“There are great women in this parish, mothers and grandmothers, who when
things went wrong kept families together and worked without blowing any trumpets to generate a sense of solidarity and help for the less fortunate. Inner city Dublin has a great history of people looking after one another, especially when times are hard. That goodness springs up natural; it would be a tragedy if we were to lose that sense of good Dublin values.”

A Goodness nourished by Faith
The Goodness of the inner city is nourished by faith; we see it in Matt Talbot who shared in the life and goodness of his own people. We see it in Neddy, who was basically a good man, who would as a Taxi driver, waited on elderly ladies as they did their errands, he would share a good joke and was the life of a party, and he was good company in the pub. He did not deserve to die in this manner.
His tragic death happened just before Ash Wednesday, which marks the beginning of Lent, forty days of prayer and fasting in preparation to commemorate Christ’s own passion and death. Jesus himself was the victim of violence; he himself was a victim of injustice. We see Jesus sharing in our humanity, sharing in our human condition, sharing in our suffering. He comes to us not in glory but in weakness and brokenness. When he was lifted on the cross, the first thing he did was to pray for his executioners. Forgiveness is at the very heart of the Christian message. This is
the year of mercy: Jesus is offering us forgiveness, inviting us to repentance, to change our ways.

But what does forgiveness mean? Forgiveness is not a sentimental feeling, but very often it involves a decision. In deciding to forgive his enemies, Jesus still felt the pain of the nails in his hands and feet! It means that one does not want the evil that one has experienced on others, not even on one’s enemies! In other words, it means that one does not want to seek revenge or to have retaliation. This is what the family had asked for, right from the very beginning, that there will be no retaliation. This is indeed ‘goodness’ in the face of evil.

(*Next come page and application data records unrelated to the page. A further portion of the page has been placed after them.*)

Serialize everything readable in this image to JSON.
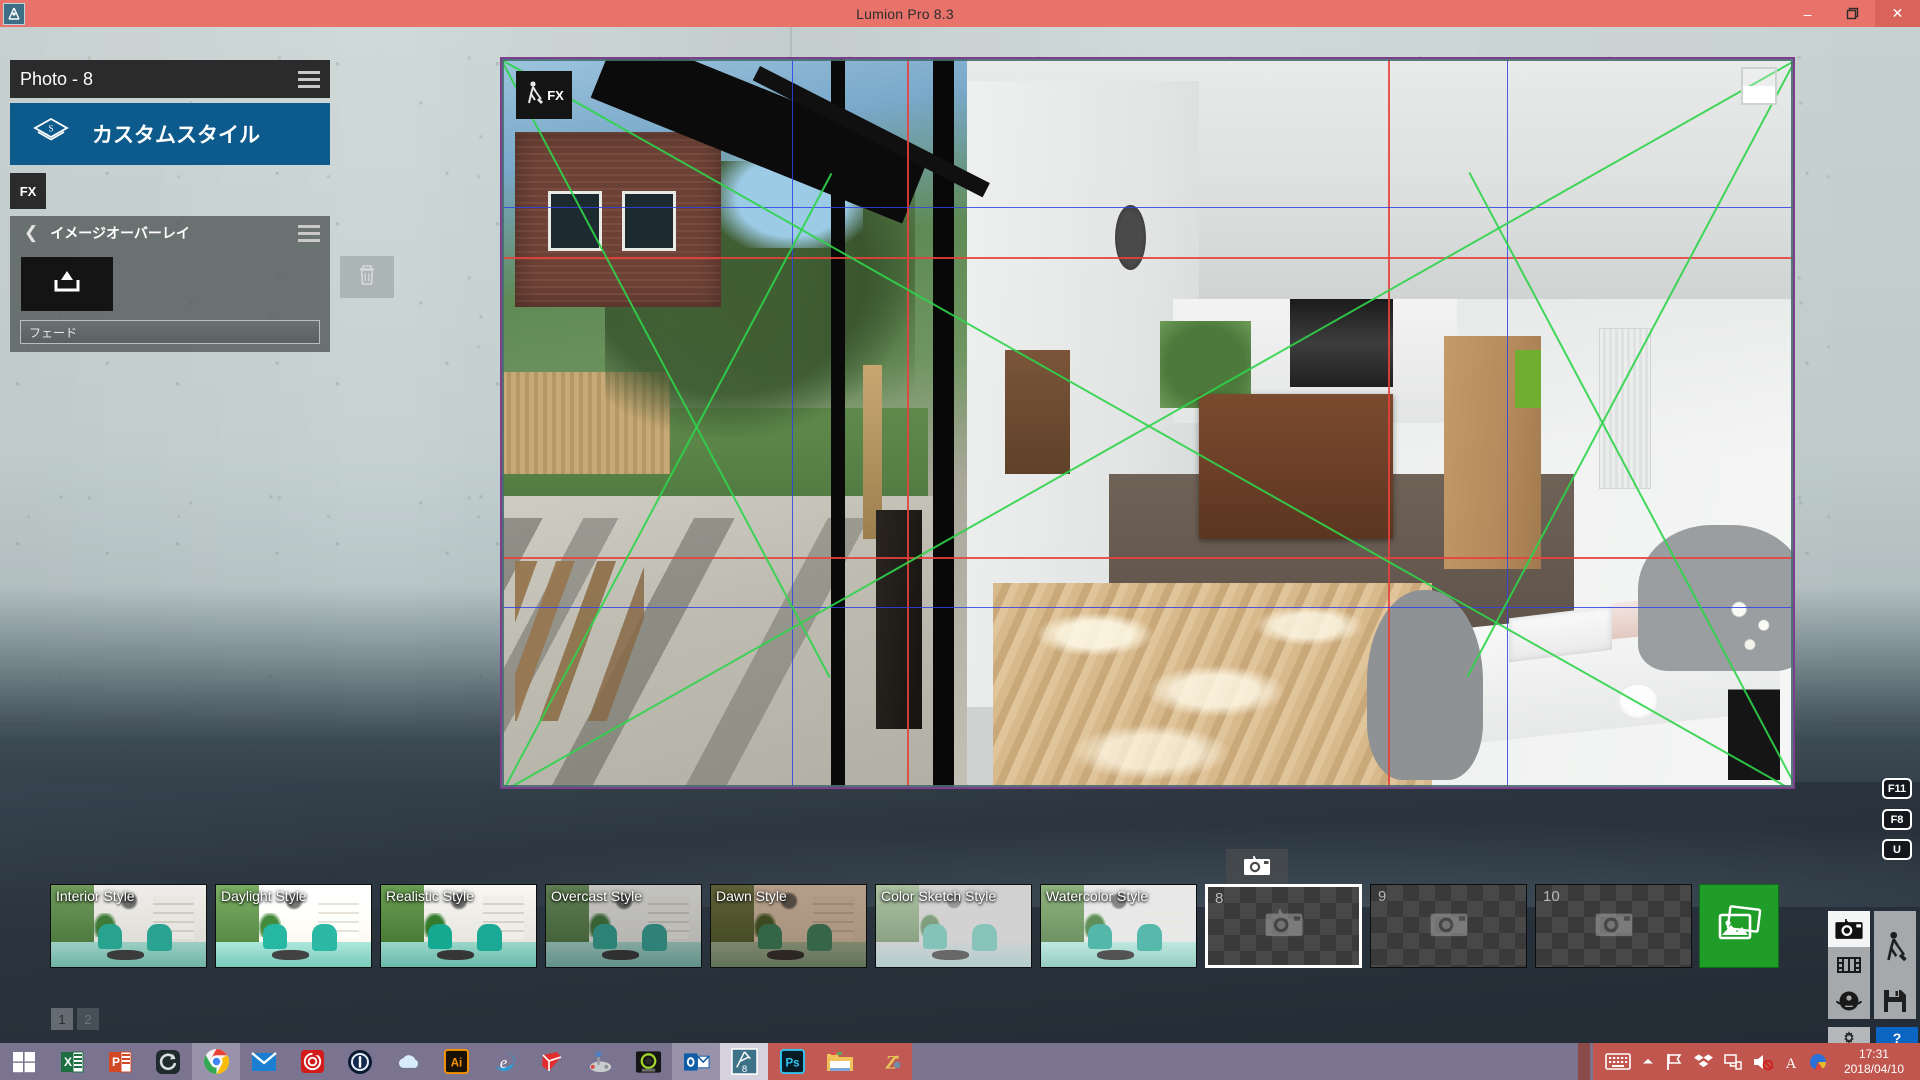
{
  "window": {
    "title": "Lumion Pro 8.3",
    "app_icon": "lumion-icon",
    "minimize_label": "–",
    "restore_label": "❐",
    "close_label": "✕"
  },
  "left_panel": {
    "photo_header_title": "Photo - 8",
    "photo_menu_icon": "hamburger-icon",
    "style_button": {
      "label": "カスタムスタイル",
      "icon": "style-layers-icon",
      "color": "#0d5b8c"
    },
    "fx_chip_label": "FX",
    "overlay_effect": {
      "back_icon": "chevron-left-icon",
      "title": "イメージオーバーレイ",
      "menu_icon": "hamburger-icon",
      "delete_icon": "trash-icon",
      "upload_icon": "upload-tray-icon",
      "slider_label": "フェード"
    }
  },
  "viewport": {
    "fx_badge": {
      "icon": "worker-shovel-icon",
      "label": "FX"
    },
    "overlay_thumbnail_name": "image-overlay-thumbnail",
    "guides": {
      "thirds_color": "#e8413c",
      "golden_color": "#2f42e8",
      "diagonal_color": "#2fd44a",
      "border_color": "#7b3f8e"
    }
  },
  "hotkeys": [
    {
      "label": "F11"
    },
    {
      "label": "F8"
    },
    {
      "label": "U"
    }
  ],
  "thumbnails": [
    {
      "label": "Interior Style",
      "empty": false,
      "selected": false
    },
    {
      "label": "Daylight Style",
      "empty": false,
      "selected": false
    },
    {
      "label": "Realistic Style",
      "empty": false,
      "selected": false
    },
    {
      "label": "Overcast Style",
      "empty": false,
      "selected": false
    },
    {
      "label": "Dawn Style",
      "empty": false,
      "selected": false
    },
    {
      "label": "Color Sketch Style",
      "empty": false,
      "selected": false
    },
    {
      "label": "Watercolor Style",
      "empty": false,
      "selected": false
    },
    {
      "label": "8",
      "empty": true,
      "selected": true
    },
    {
      "label": "9",
      "empty": true,
      "selected": false
    },
    {
      "label": "10",
      "empty": true,
      "selected": false
    }
  ],
  "capture_button_icon": "camera-icon",
  "render_button": {
    "icon": "photos-stack-icon",
    "color": "#1f9d28"
  },
  "page_tabs": [
    {
      "label": "1",
      "active": true
    },
    {
      "label": "2",
      "active": false
    }
  ],
  "mode_buttons": {
    "photo": {
      "icon": "camera-icon",
      "active": true
    },
    "movie": {
      "icon": "film-strip-icon",
      "active": false
    },
    "panorama": {
      "icon": "person-360-icon",
      "active": false
    },
    "build": {
      "icon": "worker-shovel-icon",
      "active": false
    },
    "save": {
      "icon": "floppy-disk-icon",
      "active": false
    },
    "settings": {
      "icon": "gear-icon",
      "label": ""
    },
    "help": {
      "icon": "question-icon",
      "label": "?"
    }
  },
  "taskbar": {
    "start_icon": "windows-logo-icon",
    "items": [
      {
        "name": "excel",
        "label": "X",
        "state": "pinned"
      },
      {
        "name": "powerpoint",
        "label": "P",
        "state": "pinned"
      },
      {
        "name": "glary-utilities",
        "label": "G",
        "state": "pinned"
      },
      {
        "name": "google-chrome",
        "label": "",
        "state": "active-light"
      },
      {
        "name": "mail",
        "label": "",
        "state": "pinned"
      },
      {
        "name": "adobe-creative-cloud",
        "label": "",
        "state": "pinned"
      },
      {
        "name": "1password",
        "label": "",
        "state": "pinned"
      },
      {
        "name": "onedrive",
        "label": "",
        "state": "pinned"
      },
      {
        "name": "adobe-illustrator",
        "label": "Ai",
        "state": "pinned"
      },
      {
        "name": "internet-explorer",
        "label": "e",
        "state": "pinned"
      },
      {
        "name": "sketchup",
        "label": "",
        "state": "pinned"
      },
      {
        "name": "game-controller",
        "label": "",
        "state": "pinned"
      },
      {
        "name": "wacom-tablet",
        "label": "",
        "state": "pinned"
      },
      {
        "name": "microsoft-outlook",
        "label": "O",
        "state": "active-light"
      },
      {
        "name": "lumion-8",
        "label": "8",
        "state": "active-white"
      },
      {
        "name": "adobe-photoshop",
        "label": "Ps",
        "state": "open-red"
      },
      {
        "name": "file-explorer",
        "label": "",
        "state": "open-red"
      },
      {
        "name": "zbrush",
        "label": "Z",
        "state": "open-red"
      }
    ],
    "tray": {
      "keyboard_icon": "keyboard-icon",
      "overflow_icon": "chevron-up-icon",
      "flag_icon": "flag-icon",
      "dropbox_icon": "dropbox-icon",
      "network_icon": "network-icon",
      "volume_icon": "volume-muted-icon",
      "ime_icon": "ime-a-icon",
      "google_icon": "google-icon",
      "time": "17:31",
      "date": "2018/04/10"
    }
  }
}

It was a request that unfortunately has not been respected; with the result that now more families are in bereavement. They now call on everybody for this cycle of violence to stop, and to stop now!

Mother of Goodness
The Pope has just completed a visit to Mexico, a land that has suffered many violent deaths. He visited the shrine of our Lady in Guadalupe which he described as a place that generates HOPE for the people who have suffered so much suffering.

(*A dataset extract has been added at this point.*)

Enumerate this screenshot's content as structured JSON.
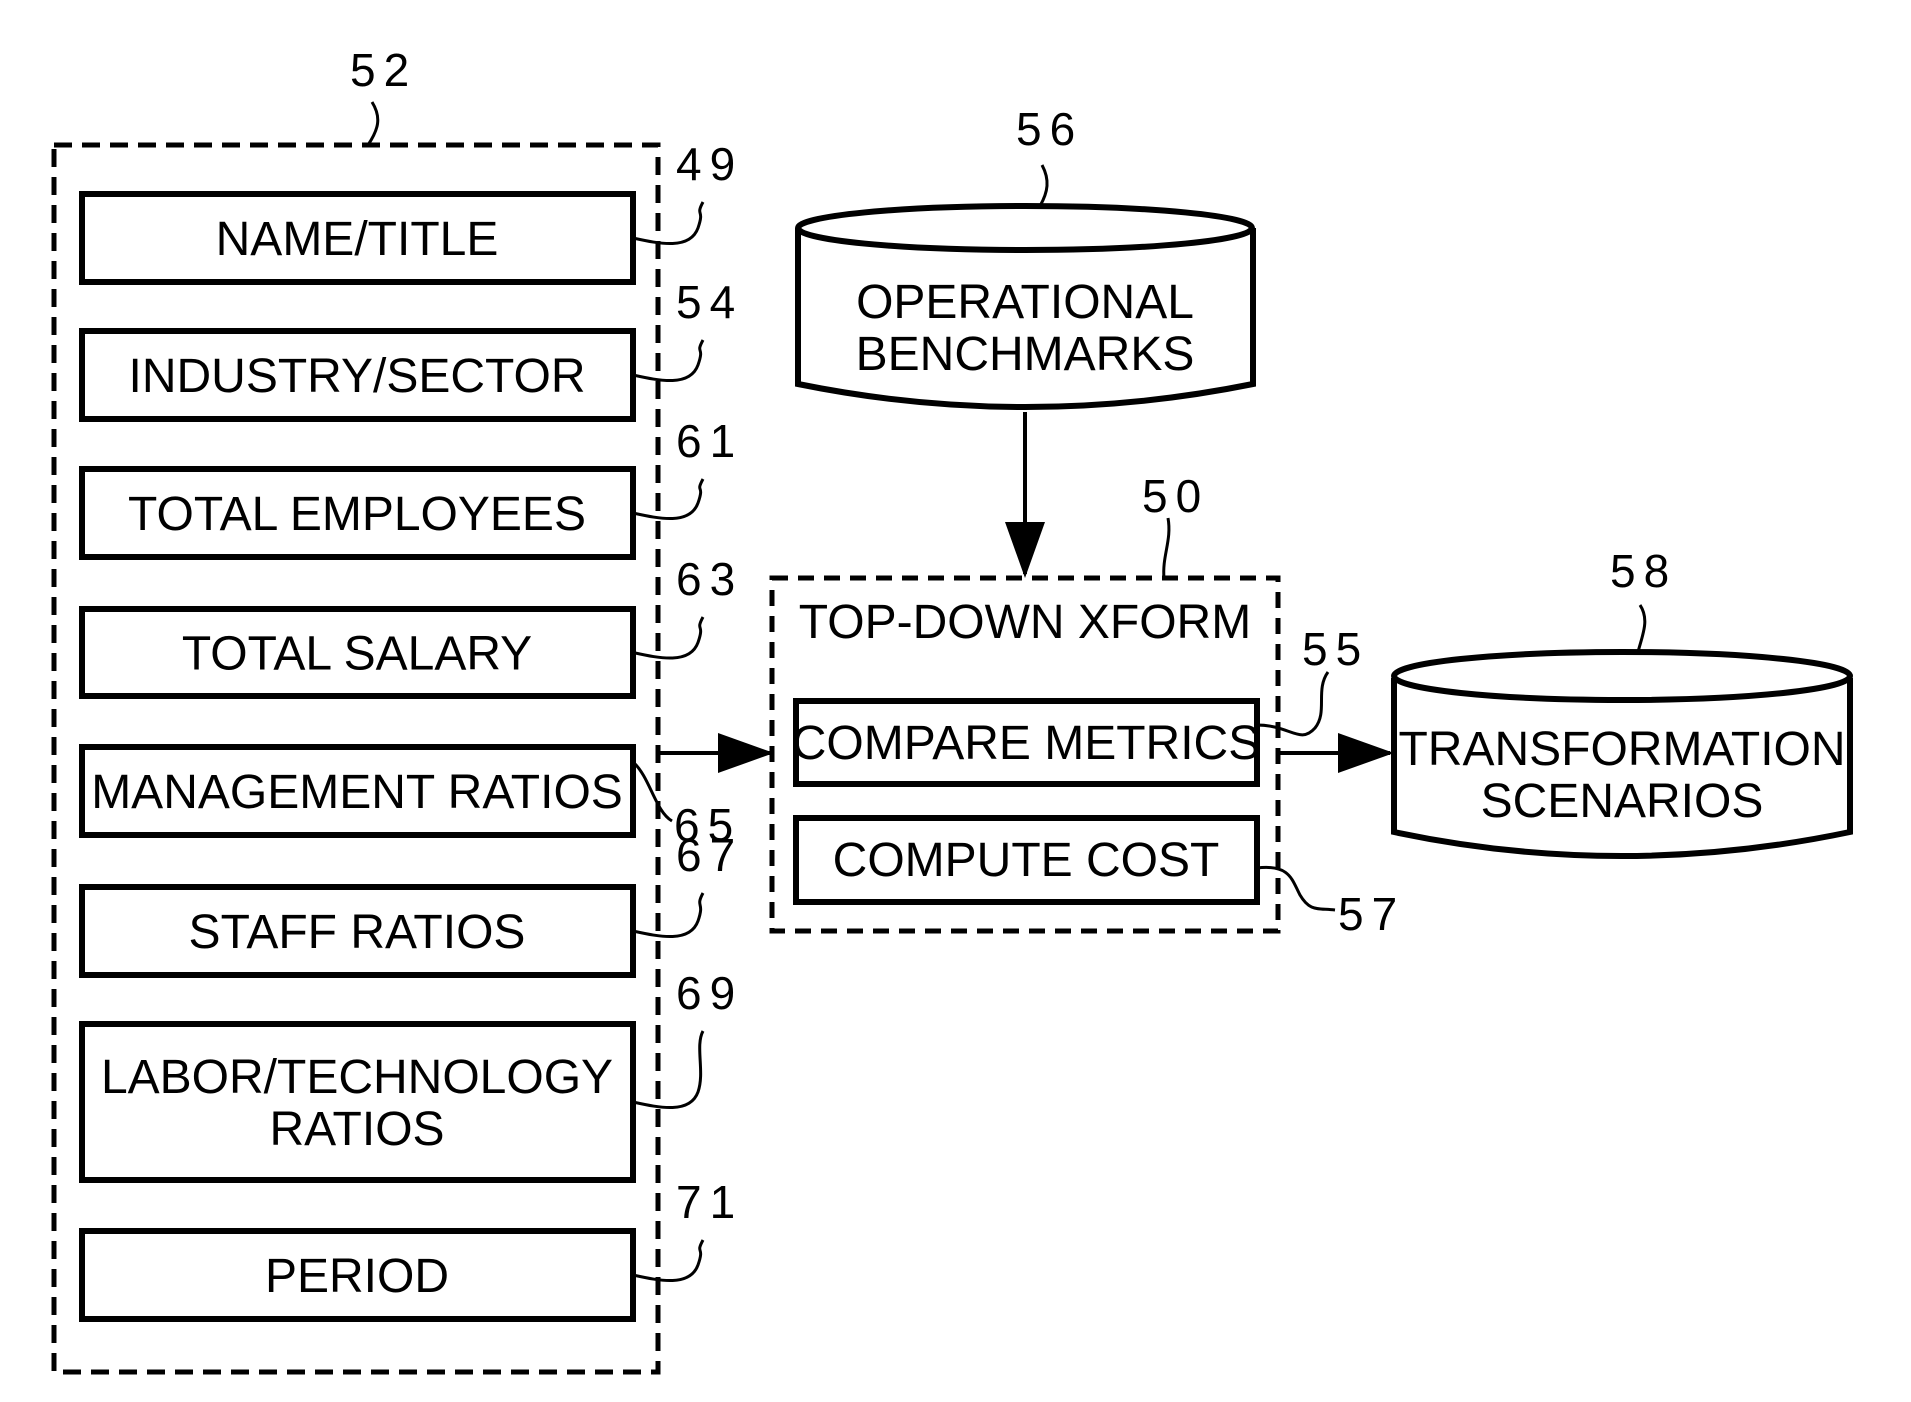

We too have a Shrine, a National Shrine of Our Lady of Knock that has been a source of strength for the Irish Nation over the years. One of the visionaries, Dominick Beirne was quoted as saying on the evening of the vision “Well, I never knew how good I was ‟till now‟”. Mary is the Mother of goodness, we turn to her in this hour of our need and ask for her protection, and that we may recognise the goodness that God created in each of us.

May Neddy Hutch rest in Peace; may God have mercy on his soul, and reward him for his goodness, real Dublin goodness!
Praised be Jesus Christ; now and forever.

Richard Ebejer S.D.B.